SUPPLIED RECORDS Start Marker

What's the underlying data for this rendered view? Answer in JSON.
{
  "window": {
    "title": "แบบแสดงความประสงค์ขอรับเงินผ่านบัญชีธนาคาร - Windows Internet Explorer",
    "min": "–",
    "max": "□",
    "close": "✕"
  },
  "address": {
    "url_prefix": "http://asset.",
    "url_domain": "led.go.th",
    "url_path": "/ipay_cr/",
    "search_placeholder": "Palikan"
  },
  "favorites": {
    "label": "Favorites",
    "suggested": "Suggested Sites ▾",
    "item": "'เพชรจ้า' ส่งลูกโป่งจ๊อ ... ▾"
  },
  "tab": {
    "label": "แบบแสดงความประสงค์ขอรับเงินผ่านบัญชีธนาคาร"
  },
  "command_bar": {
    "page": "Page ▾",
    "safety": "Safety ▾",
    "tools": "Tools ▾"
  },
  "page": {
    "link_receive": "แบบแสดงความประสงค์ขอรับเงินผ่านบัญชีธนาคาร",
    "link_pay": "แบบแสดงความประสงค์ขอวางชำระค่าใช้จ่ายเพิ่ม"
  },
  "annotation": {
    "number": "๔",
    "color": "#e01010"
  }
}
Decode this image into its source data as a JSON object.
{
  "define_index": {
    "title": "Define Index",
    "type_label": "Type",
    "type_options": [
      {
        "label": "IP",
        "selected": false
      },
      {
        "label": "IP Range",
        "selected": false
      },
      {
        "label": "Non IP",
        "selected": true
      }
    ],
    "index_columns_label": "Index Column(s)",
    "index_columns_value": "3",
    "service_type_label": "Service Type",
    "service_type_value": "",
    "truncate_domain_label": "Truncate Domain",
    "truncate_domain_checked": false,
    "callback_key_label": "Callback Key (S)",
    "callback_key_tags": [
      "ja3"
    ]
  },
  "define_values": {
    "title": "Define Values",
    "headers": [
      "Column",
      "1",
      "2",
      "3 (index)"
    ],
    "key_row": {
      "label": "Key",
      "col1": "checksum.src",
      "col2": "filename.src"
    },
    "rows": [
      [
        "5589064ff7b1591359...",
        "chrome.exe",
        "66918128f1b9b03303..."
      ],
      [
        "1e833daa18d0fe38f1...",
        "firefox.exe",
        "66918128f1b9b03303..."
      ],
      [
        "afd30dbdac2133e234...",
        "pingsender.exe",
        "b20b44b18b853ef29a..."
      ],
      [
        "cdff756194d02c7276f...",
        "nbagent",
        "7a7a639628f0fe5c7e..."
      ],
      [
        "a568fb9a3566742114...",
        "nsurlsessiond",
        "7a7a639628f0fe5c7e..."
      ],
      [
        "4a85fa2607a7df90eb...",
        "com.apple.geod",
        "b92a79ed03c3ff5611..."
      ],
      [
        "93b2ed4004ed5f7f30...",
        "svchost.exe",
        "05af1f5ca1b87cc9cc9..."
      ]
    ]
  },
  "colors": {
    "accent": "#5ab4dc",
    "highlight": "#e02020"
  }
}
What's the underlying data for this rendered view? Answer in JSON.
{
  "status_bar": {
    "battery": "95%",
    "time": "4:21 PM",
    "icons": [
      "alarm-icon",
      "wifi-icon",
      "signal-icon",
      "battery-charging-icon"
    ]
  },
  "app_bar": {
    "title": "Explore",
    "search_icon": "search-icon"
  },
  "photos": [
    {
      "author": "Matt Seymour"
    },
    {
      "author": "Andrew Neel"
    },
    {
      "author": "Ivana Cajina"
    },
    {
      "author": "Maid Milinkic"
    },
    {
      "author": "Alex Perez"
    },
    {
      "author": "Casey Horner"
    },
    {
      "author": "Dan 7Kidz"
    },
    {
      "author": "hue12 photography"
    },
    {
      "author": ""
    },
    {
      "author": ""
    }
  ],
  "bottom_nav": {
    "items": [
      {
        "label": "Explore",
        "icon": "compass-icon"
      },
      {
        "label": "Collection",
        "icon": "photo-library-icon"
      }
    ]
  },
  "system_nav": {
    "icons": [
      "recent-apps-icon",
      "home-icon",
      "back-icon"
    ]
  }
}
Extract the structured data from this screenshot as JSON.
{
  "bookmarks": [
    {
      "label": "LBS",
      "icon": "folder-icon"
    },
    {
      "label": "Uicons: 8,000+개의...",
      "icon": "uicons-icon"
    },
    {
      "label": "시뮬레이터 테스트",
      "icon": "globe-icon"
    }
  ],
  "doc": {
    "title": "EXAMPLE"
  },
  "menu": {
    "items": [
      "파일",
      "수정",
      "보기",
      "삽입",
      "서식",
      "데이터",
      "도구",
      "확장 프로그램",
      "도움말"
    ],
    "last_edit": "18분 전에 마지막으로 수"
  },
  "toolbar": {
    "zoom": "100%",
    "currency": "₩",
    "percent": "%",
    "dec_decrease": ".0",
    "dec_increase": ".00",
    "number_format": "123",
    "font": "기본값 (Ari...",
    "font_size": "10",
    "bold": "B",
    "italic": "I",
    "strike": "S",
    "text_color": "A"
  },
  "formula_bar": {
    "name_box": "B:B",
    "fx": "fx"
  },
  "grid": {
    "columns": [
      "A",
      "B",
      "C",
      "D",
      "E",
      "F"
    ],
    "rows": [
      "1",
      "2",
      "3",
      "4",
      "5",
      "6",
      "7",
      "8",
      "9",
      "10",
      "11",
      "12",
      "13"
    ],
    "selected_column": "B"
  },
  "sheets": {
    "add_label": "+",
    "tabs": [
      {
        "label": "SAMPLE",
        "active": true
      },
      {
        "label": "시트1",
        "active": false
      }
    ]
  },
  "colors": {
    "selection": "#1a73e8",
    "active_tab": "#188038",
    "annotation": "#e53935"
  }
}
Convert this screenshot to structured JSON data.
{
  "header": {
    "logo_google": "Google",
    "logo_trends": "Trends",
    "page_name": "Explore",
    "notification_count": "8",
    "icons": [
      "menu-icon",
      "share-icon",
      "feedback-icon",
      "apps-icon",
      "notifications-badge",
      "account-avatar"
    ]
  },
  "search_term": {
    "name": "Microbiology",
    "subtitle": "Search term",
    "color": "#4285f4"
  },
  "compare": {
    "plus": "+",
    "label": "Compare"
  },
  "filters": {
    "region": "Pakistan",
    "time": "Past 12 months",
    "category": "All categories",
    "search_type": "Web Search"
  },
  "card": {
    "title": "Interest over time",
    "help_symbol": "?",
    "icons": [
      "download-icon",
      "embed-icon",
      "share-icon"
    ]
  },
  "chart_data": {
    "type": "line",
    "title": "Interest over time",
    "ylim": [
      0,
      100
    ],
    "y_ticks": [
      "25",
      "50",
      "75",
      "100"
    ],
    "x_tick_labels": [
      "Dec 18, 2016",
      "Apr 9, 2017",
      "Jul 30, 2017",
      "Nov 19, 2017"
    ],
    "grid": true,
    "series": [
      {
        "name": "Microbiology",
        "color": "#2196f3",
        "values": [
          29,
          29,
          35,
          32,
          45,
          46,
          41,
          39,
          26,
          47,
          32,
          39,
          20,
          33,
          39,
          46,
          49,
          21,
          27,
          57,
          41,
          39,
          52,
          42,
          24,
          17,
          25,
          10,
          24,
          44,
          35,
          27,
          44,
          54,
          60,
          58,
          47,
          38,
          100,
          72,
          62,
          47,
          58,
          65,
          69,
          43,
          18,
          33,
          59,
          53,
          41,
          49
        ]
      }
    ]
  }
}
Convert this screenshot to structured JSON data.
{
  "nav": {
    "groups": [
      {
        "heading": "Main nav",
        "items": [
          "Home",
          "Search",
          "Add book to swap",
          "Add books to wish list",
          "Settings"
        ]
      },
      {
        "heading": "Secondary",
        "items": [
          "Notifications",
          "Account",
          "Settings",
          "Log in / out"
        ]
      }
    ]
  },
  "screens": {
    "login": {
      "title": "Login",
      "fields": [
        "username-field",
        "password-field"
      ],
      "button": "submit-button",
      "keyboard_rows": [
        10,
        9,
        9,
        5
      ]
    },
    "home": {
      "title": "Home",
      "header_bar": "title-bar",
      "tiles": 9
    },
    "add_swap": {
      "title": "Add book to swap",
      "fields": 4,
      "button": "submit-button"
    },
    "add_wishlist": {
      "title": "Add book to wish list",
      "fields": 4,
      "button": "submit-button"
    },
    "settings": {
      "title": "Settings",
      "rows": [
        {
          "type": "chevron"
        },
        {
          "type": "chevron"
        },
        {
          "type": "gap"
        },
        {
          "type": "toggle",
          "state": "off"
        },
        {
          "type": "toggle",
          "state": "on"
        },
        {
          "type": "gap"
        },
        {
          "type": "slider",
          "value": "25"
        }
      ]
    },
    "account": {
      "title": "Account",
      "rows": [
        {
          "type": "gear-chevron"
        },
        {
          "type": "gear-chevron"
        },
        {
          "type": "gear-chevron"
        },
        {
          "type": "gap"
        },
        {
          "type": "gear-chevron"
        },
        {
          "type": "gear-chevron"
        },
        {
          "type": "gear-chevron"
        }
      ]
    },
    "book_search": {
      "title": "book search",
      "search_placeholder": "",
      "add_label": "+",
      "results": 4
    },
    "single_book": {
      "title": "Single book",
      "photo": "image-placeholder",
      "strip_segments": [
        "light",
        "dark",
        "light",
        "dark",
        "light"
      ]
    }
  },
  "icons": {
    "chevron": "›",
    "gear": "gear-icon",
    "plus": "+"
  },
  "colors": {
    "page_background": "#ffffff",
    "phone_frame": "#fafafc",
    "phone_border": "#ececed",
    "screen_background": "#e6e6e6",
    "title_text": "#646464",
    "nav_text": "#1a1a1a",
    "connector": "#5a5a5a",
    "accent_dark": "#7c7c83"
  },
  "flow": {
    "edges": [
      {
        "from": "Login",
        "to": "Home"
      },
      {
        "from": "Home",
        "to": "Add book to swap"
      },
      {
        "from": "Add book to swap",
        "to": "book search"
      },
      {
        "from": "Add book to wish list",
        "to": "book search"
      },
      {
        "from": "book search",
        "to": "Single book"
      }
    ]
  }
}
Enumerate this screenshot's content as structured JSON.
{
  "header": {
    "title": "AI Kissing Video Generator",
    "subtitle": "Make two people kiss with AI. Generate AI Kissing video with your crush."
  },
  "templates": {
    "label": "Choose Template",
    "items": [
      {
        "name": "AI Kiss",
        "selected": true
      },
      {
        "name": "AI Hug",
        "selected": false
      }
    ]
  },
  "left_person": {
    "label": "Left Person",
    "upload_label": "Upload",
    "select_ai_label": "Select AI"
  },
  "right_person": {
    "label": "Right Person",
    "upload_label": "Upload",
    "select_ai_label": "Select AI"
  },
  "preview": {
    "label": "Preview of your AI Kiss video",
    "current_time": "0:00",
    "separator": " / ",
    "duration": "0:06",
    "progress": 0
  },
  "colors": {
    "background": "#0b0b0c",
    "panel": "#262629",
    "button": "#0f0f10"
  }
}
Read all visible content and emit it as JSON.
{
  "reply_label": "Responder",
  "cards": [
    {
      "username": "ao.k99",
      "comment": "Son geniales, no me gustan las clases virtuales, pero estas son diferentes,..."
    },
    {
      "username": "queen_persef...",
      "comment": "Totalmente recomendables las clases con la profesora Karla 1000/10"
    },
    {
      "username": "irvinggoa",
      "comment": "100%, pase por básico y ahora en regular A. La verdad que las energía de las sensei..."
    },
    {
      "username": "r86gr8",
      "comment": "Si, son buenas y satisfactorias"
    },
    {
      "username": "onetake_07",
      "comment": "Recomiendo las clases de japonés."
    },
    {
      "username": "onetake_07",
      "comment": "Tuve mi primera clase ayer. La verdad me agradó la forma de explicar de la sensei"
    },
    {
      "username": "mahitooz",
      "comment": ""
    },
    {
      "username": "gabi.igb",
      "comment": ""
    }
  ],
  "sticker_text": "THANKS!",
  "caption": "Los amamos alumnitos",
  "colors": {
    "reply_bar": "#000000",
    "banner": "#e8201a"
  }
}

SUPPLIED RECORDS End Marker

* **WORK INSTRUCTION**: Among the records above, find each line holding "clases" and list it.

* **YOUR SOLUTION**:
      "comment": "Son geniales, no me gustan las clases virtuales, pero estas son diferentes,..."
      "comment": "Totalmente recomendables las clases con la profesora Karla 1000/10"
      "comment": "Recomiendo las clases de japonés."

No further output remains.